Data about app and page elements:
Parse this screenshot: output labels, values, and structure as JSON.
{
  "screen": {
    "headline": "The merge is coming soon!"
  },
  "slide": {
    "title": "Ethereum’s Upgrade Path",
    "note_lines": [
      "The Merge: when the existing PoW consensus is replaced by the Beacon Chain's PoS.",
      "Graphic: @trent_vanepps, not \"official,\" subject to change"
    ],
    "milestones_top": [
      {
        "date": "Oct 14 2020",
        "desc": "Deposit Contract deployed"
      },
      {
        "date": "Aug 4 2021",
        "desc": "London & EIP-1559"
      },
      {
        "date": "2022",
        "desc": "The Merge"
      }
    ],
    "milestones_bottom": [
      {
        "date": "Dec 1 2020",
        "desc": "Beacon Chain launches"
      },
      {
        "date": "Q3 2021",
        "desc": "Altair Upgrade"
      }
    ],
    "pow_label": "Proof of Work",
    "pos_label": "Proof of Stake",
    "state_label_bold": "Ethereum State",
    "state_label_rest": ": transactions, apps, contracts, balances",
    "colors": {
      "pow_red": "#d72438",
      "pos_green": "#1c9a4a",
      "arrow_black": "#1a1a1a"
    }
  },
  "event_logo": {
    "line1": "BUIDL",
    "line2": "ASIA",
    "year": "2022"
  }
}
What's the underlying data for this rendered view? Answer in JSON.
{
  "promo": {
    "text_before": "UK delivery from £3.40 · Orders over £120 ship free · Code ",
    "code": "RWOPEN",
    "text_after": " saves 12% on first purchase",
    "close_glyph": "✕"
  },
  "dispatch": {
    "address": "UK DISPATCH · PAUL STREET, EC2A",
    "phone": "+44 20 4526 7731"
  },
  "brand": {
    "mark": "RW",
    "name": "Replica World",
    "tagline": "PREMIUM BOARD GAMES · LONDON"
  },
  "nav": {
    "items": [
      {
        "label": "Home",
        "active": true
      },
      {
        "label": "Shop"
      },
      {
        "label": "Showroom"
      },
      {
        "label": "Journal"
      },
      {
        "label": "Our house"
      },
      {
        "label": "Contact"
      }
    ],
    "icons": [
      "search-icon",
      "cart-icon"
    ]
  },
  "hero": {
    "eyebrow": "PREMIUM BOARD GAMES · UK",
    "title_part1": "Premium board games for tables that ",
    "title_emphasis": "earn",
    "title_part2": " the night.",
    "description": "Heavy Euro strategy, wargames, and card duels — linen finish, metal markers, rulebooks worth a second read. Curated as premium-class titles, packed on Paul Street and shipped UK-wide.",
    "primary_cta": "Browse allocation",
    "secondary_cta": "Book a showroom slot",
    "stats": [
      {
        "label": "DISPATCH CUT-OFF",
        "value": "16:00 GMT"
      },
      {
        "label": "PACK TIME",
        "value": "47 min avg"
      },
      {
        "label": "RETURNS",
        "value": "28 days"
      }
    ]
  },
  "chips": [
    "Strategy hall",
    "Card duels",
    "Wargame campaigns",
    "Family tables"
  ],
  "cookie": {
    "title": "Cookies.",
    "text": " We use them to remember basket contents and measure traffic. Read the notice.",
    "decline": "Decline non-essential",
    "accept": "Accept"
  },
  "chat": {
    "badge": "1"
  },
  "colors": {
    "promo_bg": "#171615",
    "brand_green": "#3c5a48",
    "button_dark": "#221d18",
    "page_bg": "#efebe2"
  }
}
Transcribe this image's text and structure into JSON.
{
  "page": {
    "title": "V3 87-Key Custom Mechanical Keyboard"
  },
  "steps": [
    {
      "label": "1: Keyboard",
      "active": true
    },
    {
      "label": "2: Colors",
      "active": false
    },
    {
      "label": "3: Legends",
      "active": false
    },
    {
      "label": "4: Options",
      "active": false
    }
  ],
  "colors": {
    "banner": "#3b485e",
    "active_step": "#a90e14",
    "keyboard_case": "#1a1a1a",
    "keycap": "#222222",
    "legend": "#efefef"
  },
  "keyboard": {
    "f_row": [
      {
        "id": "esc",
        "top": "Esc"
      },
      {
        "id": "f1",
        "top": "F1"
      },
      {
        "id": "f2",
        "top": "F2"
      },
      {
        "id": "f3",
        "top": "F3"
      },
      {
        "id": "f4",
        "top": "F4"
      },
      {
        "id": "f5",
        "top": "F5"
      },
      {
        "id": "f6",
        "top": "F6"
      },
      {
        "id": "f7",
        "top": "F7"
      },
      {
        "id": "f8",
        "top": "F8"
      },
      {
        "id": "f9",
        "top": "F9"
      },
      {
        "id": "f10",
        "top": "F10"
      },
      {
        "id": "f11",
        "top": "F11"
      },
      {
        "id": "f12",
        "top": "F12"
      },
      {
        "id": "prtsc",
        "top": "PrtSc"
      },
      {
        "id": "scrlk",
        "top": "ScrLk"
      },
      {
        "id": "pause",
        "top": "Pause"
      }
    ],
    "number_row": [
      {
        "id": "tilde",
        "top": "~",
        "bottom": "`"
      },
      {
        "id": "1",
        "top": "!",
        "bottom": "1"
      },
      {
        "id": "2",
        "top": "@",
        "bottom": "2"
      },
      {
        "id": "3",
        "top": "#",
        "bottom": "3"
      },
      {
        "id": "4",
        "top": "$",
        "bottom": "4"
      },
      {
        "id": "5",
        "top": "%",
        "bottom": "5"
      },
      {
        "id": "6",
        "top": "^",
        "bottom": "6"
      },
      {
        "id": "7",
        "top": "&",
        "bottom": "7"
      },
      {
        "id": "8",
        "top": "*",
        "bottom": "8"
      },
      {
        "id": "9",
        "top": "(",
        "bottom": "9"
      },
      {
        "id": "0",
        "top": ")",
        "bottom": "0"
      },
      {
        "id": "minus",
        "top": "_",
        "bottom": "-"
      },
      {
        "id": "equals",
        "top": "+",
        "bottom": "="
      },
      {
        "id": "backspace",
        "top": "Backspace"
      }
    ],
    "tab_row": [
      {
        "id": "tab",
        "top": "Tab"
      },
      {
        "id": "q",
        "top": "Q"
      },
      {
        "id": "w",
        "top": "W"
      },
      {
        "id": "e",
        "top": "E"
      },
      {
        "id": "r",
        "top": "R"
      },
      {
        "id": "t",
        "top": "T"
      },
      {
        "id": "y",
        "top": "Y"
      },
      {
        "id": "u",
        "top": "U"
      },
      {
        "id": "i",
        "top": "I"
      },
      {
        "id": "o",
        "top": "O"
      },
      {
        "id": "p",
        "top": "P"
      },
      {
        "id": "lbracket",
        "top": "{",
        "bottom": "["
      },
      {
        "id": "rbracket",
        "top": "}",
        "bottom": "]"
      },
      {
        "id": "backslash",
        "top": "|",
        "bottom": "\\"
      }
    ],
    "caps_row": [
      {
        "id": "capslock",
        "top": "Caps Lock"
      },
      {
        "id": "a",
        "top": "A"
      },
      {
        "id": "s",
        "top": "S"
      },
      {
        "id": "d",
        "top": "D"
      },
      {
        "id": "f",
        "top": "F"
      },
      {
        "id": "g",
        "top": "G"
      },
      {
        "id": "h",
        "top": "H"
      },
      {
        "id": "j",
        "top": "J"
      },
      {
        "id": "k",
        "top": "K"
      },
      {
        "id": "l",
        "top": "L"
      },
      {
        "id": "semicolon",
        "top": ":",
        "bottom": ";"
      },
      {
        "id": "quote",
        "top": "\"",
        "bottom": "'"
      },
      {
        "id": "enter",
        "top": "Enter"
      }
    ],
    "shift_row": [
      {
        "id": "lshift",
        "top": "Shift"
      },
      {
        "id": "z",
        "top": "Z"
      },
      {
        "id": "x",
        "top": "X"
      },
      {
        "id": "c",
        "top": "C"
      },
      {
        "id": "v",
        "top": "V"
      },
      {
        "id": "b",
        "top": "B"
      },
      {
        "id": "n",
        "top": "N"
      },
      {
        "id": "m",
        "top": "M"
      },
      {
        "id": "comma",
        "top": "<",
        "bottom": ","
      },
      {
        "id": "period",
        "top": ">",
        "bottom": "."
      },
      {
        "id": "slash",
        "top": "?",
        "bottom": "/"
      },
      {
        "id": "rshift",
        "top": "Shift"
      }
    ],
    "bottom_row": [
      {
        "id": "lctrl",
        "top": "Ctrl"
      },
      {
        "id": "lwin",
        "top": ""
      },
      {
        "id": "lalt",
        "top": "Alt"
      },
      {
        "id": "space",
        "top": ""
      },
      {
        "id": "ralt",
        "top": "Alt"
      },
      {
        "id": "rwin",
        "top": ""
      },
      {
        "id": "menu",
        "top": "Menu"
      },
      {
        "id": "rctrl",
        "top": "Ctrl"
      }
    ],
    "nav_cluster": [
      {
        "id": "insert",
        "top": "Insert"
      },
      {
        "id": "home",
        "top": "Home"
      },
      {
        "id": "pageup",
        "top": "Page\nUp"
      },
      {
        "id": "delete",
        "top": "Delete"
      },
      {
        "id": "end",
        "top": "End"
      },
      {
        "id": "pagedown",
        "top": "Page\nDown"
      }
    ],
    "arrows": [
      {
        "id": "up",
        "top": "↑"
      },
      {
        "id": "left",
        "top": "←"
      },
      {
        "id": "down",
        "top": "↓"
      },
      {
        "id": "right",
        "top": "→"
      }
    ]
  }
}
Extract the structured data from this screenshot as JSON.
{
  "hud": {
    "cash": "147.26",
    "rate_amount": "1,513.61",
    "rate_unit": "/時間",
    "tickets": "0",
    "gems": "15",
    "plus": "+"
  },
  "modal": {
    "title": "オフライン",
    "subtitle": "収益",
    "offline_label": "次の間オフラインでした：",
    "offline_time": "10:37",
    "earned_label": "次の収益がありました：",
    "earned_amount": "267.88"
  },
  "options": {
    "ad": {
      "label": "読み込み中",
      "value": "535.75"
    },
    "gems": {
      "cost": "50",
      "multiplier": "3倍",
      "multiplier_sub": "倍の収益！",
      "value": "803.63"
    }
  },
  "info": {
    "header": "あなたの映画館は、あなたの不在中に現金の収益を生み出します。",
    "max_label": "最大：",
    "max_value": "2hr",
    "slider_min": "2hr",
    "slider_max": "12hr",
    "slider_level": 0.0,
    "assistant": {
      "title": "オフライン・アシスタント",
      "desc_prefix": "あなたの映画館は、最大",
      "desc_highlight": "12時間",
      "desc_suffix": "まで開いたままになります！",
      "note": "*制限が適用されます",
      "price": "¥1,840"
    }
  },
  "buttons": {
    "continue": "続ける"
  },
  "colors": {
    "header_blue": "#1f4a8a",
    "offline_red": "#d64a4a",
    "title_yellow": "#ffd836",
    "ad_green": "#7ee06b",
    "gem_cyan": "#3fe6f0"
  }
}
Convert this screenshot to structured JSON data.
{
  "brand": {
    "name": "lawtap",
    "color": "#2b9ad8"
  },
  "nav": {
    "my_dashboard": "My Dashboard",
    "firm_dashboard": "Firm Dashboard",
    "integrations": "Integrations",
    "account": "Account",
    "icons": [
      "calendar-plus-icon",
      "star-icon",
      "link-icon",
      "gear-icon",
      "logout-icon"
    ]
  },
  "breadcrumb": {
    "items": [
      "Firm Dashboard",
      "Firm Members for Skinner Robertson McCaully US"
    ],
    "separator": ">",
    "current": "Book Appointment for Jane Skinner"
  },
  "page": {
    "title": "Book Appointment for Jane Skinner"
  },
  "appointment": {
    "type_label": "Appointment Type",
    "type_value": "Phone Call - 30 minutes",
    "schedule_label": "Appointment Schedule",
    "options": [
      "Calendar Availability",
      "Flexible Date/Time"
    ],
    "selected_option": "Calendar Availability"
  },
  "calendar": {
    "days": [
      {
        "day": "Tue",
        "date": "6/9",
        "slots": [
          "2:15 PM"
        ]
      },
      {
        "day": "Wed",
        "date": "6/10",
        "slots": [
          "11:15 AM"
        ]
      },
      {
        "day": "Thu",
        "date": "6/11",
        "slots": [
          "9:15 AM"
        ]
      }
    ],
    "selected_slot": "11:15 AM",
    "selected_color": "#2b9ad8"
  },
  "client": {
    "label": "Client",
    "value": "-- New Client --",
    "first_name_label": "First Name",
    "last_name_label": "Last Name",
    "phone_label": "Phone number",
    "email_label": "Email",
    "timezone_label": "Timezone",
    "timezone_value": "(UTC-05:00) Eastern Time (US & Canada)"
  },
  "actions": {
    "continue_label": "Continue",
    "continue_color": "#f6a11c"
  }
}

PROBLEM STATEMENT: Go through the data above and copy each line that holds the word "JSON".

SOLUTION FOR THIS EXERCISE:
Parse this screenshot: output labels, values, and structure as JSON.
What's the underlying data for this rendered view? Answer in JSON.
Transcribe this image's text and structure into JSON.
Extract the structured data from this screenshot as JSON.
Convert this screenshot to structured JSON data.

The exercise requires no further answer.